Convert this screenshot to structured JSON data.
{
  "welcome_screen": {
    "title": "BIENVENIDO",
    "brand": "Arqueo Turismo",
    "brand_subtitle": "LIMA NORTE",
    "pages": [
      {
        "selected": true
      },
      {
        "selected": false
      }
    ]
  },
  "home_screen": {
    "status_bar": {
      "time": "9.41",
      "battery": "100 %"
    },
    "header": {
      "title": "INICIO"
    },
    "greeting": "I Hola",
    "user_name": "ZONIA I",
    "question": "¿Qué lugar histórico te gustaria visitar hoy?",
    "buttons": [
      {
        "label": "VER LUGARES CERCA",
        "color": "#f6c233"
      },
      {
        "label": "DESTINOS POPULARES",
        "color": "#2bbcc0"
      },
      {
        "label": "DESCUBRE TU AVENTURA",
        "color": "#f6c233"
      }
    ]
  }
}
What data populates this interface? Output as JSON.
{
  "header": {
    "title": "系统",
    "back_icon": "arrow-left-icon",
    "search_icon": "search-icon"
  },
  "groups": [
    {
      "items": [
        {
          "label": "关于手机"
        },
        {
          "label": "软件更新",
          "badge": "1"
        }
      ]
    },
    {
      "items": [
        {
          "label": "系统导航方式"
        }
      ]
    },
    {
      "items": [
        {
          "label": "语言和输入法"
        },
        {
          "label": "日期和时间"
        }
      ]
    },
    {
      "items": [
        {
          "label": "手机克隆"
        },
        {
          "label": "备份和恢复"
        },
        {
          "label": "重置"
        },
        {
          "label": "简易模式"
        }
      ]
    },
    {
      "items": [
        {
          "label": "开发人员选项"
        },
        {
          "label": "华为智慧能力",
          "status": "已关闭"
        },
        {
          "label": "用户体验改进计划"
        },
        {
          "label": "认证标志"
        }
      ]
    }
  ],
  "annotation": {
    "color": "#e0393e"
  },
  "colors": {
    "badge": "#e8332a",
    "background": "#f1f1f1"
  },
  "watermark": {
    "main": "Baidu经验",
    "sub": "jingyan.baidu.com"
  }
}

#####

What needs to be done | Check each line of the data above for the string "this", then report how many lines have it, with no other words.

Response box | 2